◆ DIRECTIONS FOR THIS TASK
In the data below, count every line that holds the string "aplicaciones" and reply with the number alone.

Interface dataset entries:
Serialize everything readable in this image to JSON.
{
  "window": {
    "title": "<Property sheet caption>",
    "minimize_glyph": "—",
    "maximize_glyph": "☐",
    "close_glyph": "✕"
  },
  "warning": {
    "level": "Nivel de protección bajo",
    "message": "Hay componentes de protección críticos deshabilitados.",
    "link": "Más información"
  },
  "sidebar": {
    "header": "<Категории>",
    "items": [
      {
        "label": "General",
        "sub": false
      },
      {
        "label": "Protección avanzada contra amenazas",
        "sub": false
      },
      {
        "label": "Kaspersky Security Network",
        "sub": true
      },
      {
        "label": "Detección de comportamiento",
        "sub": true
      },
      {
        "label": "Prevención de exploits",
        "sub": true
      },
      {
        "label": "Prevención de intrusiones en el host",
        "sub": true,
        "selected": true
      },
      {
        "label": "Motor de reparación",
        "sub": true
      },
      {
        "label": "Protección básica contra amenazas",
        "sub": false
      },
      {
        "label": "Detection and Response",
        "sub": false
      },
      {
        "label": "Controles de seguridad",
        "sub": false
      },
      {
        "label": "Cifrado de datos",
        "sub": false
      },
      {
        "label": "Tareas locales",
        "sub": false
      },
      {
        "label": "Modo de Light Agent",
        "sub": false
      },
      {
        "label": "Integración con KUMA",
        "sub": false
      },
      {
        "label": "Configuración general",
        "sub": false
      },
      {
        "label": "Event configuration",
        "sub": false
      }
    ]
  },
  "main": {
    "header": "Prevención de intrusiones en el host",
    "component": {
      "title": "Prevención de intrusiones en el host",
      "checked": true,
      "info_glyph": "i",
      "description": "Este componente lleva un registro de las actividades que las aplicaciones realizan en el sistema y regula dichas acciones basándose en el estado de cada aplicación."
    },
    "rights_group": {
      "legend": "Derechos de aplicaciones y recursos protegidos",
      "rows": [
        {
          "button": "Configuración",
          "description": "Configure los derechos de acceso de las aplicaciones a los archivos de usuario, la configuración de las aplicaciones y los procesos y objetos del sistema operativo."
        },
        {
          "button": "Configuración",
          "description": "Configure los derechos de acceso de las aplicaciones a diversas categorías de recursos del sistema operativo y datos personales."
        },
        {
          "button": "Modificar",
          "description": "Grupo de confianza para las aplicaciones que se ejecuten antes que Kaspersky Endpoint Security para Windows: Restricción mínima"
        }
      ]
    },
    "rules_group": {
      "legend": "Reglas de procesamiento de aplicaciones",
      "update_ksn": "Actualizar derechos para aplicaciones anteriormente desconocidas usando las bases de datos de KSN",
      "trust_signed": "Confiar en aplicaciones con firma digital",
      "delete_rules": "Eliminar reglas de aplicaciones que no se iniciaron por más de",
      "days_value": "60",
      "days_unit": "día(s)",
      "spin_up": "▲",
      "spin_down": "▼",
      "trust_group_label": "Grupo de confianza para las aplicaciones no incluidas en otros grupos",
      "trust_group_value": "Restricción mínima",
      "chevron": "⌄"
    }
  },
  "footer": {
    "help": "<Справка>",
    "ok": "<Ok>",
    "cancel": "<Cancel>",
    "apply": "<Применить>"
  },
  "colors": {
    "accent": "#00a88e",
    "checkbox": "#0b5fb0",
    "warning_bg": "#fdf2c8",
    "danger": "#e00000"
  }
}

◆ TASK ANSWER
10